It is likely has happened by an accident, although not necessarily a poor one. In fact, one should consider in this context two separate questions: the emergence of the first molecules and their subsequent evolution.
From chemistry we know that, when synthesized from achiral compounds, the molecules of alternative chiralities appear in approximately equal proportions (which poses a serious issue when producing medical drugs). Thus, it is quite possible that at the time the first self-replicating molecules emerged, there were ones of both polarities. We can say with high confidence that the chemistry (and thus also physics) prevented them from mixing, so the two forms of life likely existed in parallel.
Evolutionary theory tells us that a genetic diversity is removed from the population for hard probabilistic reasons, with one allele (in this case one polarization) becoming fixed. (See fixation.) Note that this does not require that one allele has an advantage over the other, in what is known as neutral evolution. Indeed, the need for a selective advantage was the early Darwinian belief, but the evolutionary theory has significantly evolved since then - notably in mathematical respect (see, e.g., Gellespie's little book). Now we have good reasons to believe that a significant part of evolution (although definitely not all) is a result of completely random events.

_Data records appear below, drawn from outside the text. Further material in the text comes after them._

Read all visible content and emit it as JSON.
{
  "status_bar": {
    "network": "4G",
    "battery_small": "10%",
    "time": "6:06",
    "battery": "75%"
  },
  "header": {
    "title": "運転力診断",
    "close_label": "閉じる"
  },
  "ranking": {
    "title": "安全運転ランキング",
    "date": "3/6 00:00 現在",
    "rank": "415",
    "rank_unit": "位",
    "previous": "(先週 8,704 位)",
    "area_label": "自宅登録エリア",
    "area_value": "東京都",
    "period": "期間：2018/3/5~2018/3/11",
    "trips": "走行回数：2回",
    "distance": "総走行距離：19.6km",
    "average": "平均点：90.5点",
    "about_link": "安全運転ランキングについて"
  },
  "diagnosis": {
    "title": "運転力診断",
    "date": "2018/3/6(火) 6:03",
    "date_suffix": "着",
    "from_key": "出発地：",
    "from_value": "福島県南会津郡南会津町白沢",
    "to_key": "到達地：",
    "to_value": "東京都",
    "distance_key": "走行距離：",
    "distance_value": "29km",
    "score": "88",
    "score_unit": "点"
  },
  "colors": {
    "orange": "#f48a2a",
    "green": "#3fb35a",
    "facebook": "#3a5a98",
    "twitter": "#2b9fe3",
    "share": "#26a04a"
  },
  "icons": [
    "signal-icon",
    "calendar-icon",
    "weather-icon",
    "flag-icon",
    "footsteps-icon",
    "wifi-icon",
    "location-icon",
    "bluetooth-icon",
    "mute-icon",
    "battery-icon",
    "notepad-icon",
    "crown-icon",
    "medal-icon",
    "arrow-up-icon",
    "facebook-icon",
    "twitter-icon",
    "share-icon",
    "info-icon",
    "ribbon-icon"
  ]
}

Moreover, modern evolutionary theory claims that all the currently living organisms have descended from a single organism, LUCA (lust universal common anscestor, see Common descent), likely inheriting its chirality.
Other idiosyncratic features
As another example of randomness easily understandable to physicists, one could mention the protein folding configurations. All the known proteins fold in about a thousand of possible structures... out of billions available in each protein's phase space. Moreover, these configurations are often identical between the proteins with completely different sequences of amino-acids.
Life as spontaneous symmetry breaking
A more physical (although less biologically concrete) way of looking at this problem is to view life as a result of spontaneous symmetry breaking in non-equilibrium systems (see the article by Anderson and Stein). In this sense the chirality of organic molecules is but one of the many components of the complex order parameter characterizing the "life phase". One could thus say that this breaking of symmetry is indeed an accident... which is a manifestation of the deep physical reason.